[TASK ITEM]: Gather the lines from the material that contain "title".

[THE INPUT]:
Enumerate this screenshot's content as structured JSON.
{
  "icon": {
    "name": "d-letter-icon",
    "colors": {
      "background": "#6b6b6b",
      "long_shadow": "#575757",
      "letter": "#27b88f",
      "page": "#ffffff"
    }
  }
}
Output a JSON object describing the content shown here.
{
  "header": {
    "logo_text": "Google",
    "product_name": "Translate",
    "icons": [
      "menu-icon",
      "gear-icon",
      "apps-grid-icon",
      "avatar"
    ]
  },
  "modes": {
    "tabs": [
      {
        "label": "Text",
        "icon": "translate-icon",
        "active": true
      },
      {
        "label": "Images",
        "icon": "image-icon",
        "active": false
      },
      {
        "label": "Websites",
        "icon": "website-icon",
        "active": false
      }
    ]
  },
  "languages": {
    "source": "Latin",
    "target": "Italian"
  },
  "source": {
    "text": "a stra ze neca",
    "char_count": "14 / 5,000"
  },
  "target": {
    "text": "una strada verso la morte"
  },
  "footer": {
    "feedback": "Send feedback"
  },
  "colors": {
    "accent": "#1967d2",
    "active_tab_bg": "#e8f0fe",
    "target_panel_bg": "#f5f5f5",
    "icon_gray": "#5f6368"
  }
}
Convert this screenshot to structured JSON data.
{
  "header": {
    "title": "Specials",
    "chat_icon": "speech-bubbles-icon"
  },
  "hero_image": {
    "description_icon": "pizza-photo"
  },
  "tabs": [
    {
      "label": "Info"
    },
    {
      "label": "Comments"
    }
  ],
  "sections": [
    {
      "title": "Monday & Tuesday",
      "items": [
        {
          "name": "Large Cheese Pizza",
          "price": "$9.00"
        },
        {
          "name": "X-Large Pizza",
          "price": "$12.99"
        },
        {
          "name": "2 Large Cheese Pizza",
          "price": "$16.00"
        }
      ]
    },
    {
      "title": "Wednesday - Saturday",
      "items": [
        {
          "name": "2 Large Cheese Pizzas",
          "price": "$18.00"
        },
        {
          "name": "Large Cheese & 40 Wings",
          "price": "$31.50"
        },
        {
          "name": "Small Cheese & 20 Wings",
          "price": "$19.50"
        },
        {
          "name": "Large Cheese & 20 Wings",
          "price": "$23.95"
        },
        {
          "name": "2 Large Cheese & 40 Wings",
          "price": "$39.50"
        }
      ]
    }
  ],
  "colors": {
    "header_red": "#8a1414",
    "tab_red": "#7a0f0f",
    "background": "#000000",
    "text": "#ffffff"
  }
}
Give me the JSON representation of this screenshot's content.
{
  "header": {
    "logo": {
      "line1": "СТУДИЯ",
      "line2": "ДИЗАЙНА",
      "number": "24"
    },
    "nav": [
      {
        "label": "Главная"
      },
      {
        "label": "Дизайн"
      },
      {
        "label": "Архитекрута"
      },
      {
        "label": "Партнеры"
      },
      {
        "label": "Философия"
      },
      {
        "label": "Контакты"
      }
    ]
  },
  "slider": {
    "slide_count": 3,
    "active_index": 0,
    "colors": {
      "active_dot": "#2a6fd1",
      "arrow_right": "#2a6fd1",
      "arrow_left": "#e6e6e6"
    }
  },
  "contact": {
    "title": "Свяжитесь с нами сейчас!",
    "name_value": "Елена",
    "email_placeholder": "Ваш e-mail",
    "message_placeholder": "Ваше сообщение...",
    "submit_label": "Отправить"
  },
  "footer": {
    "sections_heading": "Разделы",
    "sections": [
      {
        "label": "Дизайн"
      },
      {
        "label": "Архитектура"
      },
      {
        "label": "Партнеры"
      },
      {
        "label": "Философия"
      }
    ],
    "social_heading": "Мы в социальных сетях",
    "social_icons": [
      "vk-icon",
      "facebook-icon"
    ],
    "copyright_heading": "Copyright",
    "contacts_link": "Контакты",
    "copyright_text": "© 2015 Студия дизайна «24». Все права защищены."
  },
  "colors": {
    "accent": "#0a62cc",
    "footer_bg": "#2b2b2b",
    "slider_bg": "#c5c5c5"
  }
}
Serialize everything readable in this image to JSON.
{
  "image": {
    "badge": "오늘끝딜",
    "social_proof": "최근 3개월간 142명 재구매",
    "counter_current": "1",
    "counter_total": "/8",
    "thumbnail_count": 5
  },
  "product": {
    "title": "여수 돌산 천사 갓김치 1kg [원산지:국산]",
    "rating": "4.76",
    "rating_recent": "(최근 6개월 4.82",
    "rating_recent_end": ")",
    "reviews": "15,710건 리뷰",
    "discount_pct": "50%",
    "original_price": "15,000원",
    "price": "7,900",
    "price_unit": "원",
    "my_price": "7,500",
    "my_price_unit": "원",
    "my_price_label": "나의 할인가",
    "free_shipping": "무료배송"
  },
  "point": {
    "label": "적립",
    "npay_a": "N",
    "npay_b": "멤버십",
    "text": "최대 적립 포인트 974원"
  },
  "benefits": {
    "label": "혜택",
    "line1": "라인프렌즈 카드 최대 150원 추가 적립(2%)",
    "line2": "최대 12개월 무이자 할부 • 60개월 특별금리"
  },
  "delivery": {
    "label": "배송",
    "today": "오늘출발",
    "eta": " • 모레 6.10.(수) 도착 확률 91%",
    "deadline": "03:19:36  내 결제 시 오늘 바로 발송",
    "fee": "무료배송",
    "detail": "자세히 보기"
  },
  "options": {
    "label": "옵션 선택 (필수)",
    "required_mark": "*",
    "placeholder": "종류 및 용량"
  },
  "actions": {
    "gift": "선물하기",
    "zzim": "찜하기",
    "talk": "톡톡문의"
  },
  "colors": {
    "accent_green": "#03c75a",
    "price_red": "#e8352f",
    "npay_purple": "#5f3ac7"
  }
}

[YOUR RESPONSE]:
    "title": "Specials",
      "title": "Monday & Tuesday",
      "title": "Wednesday - Saturday",
    "title": "Свяжитесь с нами сейчас!",
    "title": "여수 돌산 천사 갓김치 1kg [원산지:국산]",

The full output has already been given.